Tuesday, August 03, 2010

Review: Jones the Grocer

Apologies for the long delays in between posts: I've been swamped with work and am finding it hard difficult to eat out, let alone post reviews.

In any event, brunch is fast becoming an increasingly popular phenomenon in Singapore. Perhaps it is the influence of our growing expatriate population, or the fact that the hectic pace of life these days leads to the natural desire to lazily while away a Sunday morning. I've written previously about having brunch at Spruce, and last month I was able to try Jones the Grocer for brunch on a weekday, which is fortunate because the restaurant does not take reservations and it is close to impossible to find a spot on weekends.

One of the anchor tenants in Dempsey/Tanglin Village, Jones the Grocer has been there for a number of years now, happily occupying the centre of attention. As its name suggests, you can go to Jones to have lunch and stock up on a week's worth of groceries at the same time.

Jones the Grocer specialises in gourmet items such as high-end pastas, cheeses, biscuits and confectionery, oils, sauces, spreads etc.

There is an entire case dedicated to chocolate, and you can see that the premium Italian Amedei brand is well-stocked. I don't recall seeing Valrhona, though, so possibly they don't have the distribution licence for it.

In addition, Jones the Grocer has a shelf (and accompanying table) full of cookbooks, most of which have been autographed by their famous authors. The collection here is impressive enough to rival most large bookstores, and you'll probably linger here for a bit as you wander around the shelves, picking up books at random and admiring their glossy, tempting pages.

Of course, some people do come to Jones for the food too.

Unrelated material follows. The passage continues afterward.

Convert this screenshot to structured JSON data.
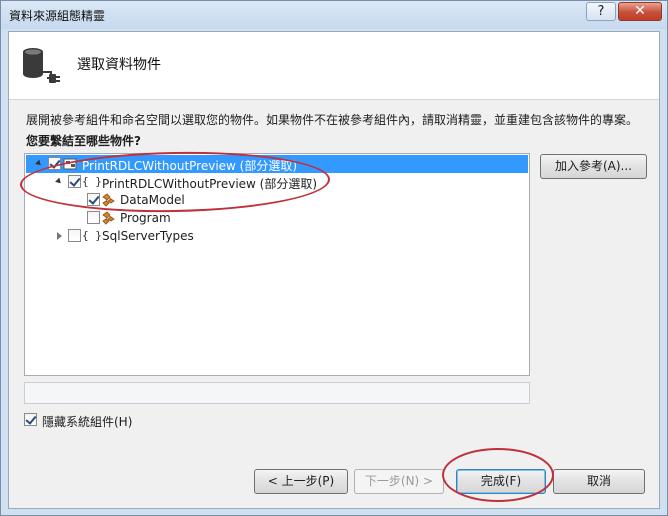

The centre island serves as coffee station, order station, dessert counter (with psychedelic cupcakes and rich-looking brownies on display) - a very Australian concept which has now been replicated all over.

What I was not very pleased with, however, was the service I received. Every once in a while, there will be a letter to the Forum page of the Straits Times complaining about how local Singaporeans are discriminated against in restaurants, and how, in contrast, expatriate diners receive lavish, red carpet treatment. While I think the issue is exaggerated, every once in a while something happens that leaves a bad taste in one's mouth.

First, although I informed the waitstaff that I was in something of a hurry, they told me that it was not possible to order anything off the lunch menu before 12 noon (this being around 11.40am). Fair enough, I thought to myself, and waited patiently. At 12 noon sharp, I placed our lunch orders, shortly before an expatriate family sat down at the table beside us. The same waitress who took my order also served the neighbouring family, and wouldn't you know it, not only did their food arrive first, I eventually learned, after waiting half an hour, that she had forgotten to key in my order.

Although I was eventually given a free dessert by the manager, it is lapses in service like this that are deeply off-putting. While the oversight may not have been intentional, an unfortunate, nagging doubt is created that we, for some reason, were not worthy of attention.

Thankfully, the food arrived eventually, and unpleasant thoughts were put aside in order to concentrate on more important matters: eating. S had a pasta dish, which turned out to be ventagli pasta served with button mushrooms and a chicken ragu. Ventagli is not a pasta you see very often, and it was cooked nicely al dente, its undulating edges helping to catch the scant sauce.

I decided to have something equally substantial, as I was somewhat hungry after the wait for the food. My mushroom risotto was a little underdone, as the rice grains were a bit too firm and hadn't yet melded lusciously into each other. Other than that, however, the risotto was fairly enjoyable, and came in a sufficiently sizeable portion that I felt full for quite a while after.

Alas, my quest for the perfect chocolate milkshake goes unsatisfied: the offering from Jones was a milky, thin affair, with an obligatory squirt of chocolate sauce. Although topped with a scoop of chocolate ice cream, the ice cream wasn't dark or rich enough, and hadn't been adequately blended into the milk.

My lunch at Jones the Grocer was blighted with more misses than hits, and given its mainly expatriate clientele, prices are not exactly low. It seems, therefore, that the cue should be taken from the name: visit for groceries, rather than for a meal.

Jones the Grocer
#01-12 Dempsey Hill
9 Dempsey Road
Tel: +65 6476 1512


xiix said...

The simplest thing to do is: blog it, mouth it, boycott it.

Seriously, nobody should put up with bad service, there is no need for it. Be it black, white, yellow, pink, colours of the rainbow.

They could be doing tasty things to plain water, but if the service is below par, forget about it!

Anonymous said...

I was at Jones the Grocer recently, and I would say that I didnt not find such "discrimintation" though I find it justified if you feel "overlooked" To be on the fair side, sometimes it is what we order that makes the difference I guess, I know a good risotto takes time, and perhaps the other table just ordered a salad or something? Good food is worth waiting for, I say. I had a very good meal there.